Just 15 minutes of running per day is enough to significantly reduce depression risk, a genetic analysis concludes.
Alternatively, around one hour of moderate activity will do the same job.
However, any activity at all — including housework and gardening — is better than none for reducing depression risk.
The conclusions come from a genetic analysis of almost half a million people.
Dr Karmel Choi, the study’s first author, explained the key result:
“On average, doing more physical activity appears to protect against developing depression.
Any activity appears to be better than none; our rough calculations suggest that replacing sitting with 15 minutes of a heart-pumping activity like running, or with an hour of moderately vigorous activity, is enough to produce the average increase in accelerometer data that was linked to a lower depression risk.”
While more exercise has frequently been linked to lower depression risk, it is hard to determine cause and effect.
The difficulty is that people who are depressed may move around less.
So, does depression cause less exercise or is more exercise the cause of less depression?
To resolve this problem, the new study used a different method based on genetics.
Dr Karmel Choi, the study’s first author, said:
“Using genetic data, we found evidence that higher levels of physical activity may causally reduce risk for depression.
Knowing whether an associated factor actually causes an outcome is important, because we want to invest in preventive strategies that really work.”
The new conclusions are based on data from almost half-a-million people, 91,000 of whom wore wrist bands that measured their physical activity.
The study showed that exercise caused lower depression risk, but depression was not linked to less exercise.
Dr Choi and colleagues will now go on to look at who might benefit from exercise the most:

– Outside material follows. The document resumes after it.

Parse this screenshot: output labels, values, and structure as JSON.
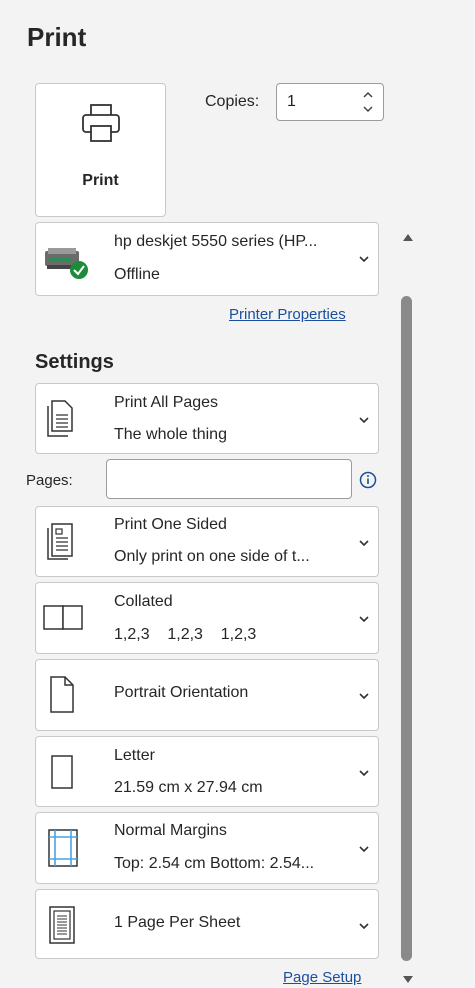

“We currently are looking at whether and how much physical activity can benefit different at-risk groups, such as people who are genetically vulnerable to depression or those going through stressful situations and hope to develop a better understanding of physical activity to promote resilience to depression.”
The study was published in the journal JAMA Psychiatry (Choi et al., 2018).